Tuesday, November 20, 2012

The Narrative

This country, man. This country.

For most of this year, I was worried all systems were failing: the economy, the fight for social progress, women's rights, the education system.

Sometimes though I'm pleasantly surprised.


When it comes to the human condition, it is my personal belief that it all comes down to "narrative."

What is the "narrative?"

What's the story we tell ourselves, our children, our peers? How many times do we tell it? Which stories are the most common? Which are the most compelling? What do we get when we take all of them and combine them into one giant thread? Which elements are the most apparent?

An easy example here is the recent "narrative battle" between Democrats and Republicans. Each party has a prevailing narrative, one that they tell through the media.
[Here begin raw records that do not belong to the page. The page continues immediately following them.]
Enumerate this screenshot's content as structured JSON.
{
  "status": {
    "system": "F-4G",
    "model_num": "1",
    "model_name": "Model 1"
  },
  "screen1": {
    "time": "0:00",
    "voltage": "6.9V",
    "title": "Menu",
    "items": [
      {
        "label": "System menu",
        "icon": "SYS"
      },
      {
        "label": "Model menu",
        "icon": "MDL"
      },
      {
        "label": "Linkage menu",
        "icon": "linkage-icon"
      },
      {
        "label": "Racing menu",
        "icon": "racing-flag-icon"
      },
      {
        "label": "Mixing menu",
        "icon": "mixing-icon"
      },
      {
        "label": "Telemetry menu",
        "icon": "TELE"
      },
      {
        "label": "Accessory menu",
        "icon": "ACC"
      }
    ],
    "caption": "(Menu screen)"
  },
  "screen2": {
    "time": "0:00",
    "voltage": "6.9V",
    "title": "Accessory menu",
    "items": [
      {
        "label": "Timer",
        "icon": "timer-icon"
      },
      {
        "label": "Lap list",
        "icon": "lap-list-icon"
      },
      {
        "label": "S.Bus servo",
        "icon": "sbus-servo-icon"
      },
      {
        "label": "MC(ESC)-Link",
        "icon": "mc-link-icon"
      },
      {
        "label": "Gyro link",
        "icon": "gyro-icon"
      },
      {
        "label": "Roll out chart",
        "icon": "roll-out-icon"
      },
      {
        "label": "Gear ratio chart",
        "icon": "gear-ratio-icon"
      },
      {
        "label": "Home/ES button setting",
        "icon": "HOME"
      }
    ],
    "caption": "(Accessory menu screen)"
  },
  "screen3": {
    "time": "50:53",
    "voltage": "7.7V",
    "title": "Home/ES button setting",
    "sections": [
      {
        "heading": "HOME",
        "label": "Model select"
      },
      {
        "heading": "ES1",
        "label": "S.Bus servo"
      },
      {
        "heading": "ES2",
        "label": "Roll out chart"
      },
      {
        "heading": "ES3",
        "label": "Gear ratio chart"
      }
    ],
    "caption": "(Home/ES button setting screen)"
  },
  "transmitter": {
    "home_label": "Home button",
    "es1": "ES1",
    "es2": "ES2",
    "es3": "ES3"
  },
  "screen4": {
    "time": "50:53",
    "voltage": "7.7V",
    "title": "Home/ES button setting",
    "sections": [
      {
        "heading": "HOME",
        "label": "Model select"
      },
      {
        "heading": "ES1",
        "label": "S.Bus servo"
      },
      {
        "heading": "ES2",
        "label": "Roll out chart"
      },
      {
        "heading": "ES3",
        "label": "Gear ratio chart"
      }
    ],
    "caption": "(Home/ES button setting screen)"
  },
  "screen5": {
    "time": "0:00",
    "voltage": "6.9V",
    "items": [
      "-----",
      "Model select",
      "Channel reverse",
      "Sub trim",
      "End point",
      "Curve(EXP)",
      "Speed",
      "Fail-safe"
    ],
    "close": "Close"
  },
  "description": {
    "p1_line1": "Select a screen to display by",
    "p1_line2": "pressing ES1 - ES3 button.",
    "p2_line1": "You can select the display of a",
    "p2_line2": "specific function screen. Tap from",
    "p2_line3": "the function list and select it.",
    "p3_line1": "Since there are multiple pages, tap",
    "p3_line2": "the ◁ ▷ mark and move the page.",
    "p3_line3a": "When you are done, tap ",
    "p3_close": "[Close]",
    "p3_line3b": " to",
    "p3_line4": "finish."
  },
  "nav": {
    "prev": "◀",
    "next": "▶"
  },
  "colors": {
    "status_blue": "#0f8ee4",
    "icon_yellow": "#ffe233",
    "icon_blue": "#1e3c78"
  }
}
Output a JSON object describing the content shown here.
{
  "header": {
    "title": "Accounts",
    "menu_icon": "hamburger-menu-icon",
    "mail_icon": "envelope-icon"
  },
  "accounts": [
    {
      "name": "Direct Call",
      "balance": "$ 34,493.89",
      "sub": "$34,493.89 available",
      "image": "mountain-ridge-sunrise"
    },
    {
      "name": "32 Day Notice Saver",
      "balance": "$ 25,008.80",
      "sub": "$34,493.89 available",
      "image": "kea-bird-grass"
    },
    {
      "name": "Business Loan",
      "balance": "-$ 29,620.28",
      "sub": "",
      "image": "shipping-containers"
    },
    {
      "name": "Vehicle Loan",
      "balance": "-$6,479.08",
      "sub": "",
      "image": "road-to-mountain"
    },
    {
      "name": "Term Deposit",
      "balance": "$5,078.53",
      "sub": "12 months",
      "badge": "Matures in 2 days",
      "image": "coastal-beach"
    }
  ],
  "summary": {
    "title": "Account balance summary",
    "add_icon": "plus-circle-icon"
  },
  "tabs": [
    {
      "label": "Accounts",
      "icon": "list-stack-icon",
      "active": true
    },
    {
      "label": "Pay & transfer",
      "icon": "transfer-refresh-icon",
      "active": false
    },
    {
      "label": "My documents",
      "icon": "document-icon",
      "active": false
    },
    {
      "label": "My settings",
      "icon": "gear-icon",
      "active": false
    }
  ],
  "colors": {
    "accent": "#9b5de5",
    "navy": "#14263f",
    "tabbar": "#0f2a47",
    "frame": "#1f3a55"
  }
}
In each, there are heroes, and there are villains.

While perhaps the more knowledge-oriented voters would hope that most people vote based on facts, voting histories, bills, and proposed initiatives, I'm almost certain most people pick candidates based on which story they find stronger and more reflective of "reality."

Do I believe my story is that of the common working man who has dedicated his life to his family and religion? Do I see myself as a woman devoted to her kids and husband? Or perhaps what appeals to me is the narrative that the country's resources are being nabbed by illegal immigrants, sexually loose women, and atheists (i.e. people I don't care about or actively dislike).

On the other side, maybe I am one of those minorities whose narrative is rarely displayed in mainstream media. Perhaps I feel my story is that of the oppressed, battling for personal civil rights as well as that of my friends and family. The narrative I see and experience is that the system favors the rich and abuses the poor; there's a privileged class, and they work tirelessly to keep me underfoot.

There are many more narratives inside each political party, but those are some general ones.

Which narrative is more "correct?" 

Dude, no. That's the wrong question. That's entirely the wrong question. Narratives aren't correct or incorrect. Instead it's more like they're measured by two things: power and frequency. There are narratives with a lot of punch; they move us emotionally and make us feel more alive and strangely connected with the world around us. I imagine it's what Link feels like when he finds out he's destined for great things.There are narratives that are told repeatedly, not only reaching more people but ingraining into our heads. Sometimes stories are kept alive for very long periods of time, pulsating throughout history (religion, fairy tales, actual historical events).

We, as humans, define ourselves around the stories we tell, not facts. If we did look at ourselves primarily using facts, things would be a lot different.


Fact: Women make up 50% of the world's population.

Yet the number of stories we tell about women and girls are drastically fewer than those we tell about men and boys.

We see female speaking roles about 30-40% of the time compared to male speaking roles, and the number of shows that feature equal numbers dwindle below 20%. More disturbing to me is that these imbalances are exaggerated on children's programming. Not only in numbers but in the kinds of stories told. Boys are superheroes, adventurers, science types. Girls are princesses, things to be rescued, domestic types.

The divergence is evident when looking at word clouds used in children's advertising.

Honestly, there should be more mixing between them. It's as kids when people are the most similar, and as we grow older we diverge from one another. Yet somehow the message shown to children is that boys and girls are fundamentally different.

Compouding this problem is that, again, more boys' stories are told than girls' stories. This means male characters have a wider range because there are more opportunities for them to diverge from whatever the "norm" is. They're seen doing more things, being more people, showing more emotions, and developing more tropes.

For girls, often you'll see either the stereotype or some slight divergence from the stereotype. For instance, she's still a princess but she's spunky / badass / smart / funny / etc. Or she's cute and loves pink but also has evil motives. Maybe the male hero is about to rescue her, but then she ends up rescuing herself. So the boy can still feel like a hero, but the girl can respond, "I don't need boys!" -- which still defines the girl by her relationship/response to the boy /rolleyes. One of my least favorite twists in storytelling.

Because there are fewer girls' stories being told, that enhances the power of the ones that do exist in media today. The entire scope of what girls' stories are like is limited to what we see. And if you flip nine cards over and find basic Swamps each time, you're probably going to assume the tenth one is also a Swamp.

That's the power of narrative. It can create assumptions inside your head about things you have never really seen before. It is a kind of substitute for a real experience, usually compressed and simplified. But it can feel just as real or even more real.


What is slowly happening is that women are realizing that the female characters on screen don't reflect who they are. They've seen these same tropes and stereotypes hundreds of times since they were little girls. They've been told that story, and that story rings false.

Who controls these stories? 

Well it should come as no surprise: men. There are almost five men for every one woman working as directors, writers, and producers. And the men are getting out of touch with their feminine side, it would seem.

Ladies, it's time to take center stage.